■ **Given data**
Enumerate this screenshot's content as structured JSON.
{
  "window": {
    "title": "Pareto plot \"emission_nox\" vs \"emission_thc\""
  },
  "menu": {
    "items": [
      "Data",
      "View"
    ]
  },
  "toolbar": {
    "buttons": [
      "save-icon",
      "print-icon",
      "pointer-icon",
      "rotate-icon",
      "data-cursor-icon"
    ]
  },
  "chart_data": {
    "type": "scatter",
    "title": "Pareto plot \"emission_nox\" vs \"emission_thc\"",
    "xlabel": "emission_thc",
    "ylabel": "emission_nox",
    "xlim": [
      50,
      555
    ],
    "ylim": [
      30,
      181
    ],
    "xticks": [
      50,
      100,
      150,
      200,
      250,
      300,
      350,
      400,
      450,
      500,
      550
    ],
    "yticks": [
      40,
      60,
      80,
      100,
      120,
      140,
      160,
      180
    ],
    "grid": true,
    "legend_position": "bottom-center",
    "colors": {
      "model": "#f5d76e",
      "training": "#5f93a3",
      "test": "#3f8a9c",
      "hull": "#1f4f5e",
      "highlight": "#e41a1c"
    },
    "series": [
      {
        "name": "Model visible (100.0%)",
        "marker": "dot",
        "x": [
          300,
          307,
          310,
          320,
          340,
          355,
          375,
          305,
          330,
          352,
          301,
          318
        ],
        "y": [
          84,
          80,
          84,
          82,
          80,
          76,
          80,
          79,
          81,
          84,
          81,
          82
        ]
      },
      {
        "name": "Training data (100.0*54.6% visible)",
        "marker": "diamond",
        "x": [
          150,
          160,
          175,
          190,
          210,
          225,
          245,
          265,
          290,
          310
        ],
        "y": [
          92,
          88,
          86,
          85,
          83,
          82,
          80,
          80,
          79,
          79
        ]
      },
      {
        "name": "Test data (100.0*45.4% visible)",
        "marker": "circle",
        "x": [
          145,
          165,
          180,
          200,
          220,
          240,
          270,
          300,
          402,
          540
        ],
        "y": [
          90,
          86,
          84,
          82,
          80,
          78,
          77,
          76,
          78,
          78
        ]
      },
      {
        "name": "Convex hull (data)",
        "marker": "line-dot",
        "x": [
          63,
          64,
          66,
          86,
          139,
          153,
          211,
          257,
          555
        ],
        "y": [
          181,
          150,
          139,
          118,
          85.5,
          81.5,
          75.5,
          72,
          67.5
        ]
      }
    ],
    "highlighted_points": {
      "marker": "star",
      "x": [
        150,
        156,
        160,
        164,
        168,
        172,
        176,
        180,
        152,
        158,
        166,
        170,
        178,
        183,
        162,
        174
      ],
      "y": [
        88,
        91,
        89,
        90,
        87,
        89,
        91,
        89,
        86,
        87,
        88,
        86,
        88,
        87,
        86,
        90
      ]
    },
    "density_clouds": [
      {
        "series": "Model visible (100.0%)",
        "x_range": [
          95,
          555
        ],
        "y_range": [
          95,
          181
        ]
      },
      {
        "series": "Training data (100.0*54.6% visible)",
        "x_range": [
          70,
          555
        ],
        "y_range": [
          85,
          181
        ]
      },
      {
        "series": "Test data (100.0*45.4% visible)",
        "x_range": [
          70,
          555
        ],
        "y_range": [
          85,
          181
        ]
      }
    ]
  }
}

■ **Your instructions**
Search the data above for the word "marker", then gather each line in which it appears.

■ **Task result**
        "marker": "dot",
        "marker": "diamond",
        "marker": "circle",
        "marker": "line-dot",
      "marker": "star",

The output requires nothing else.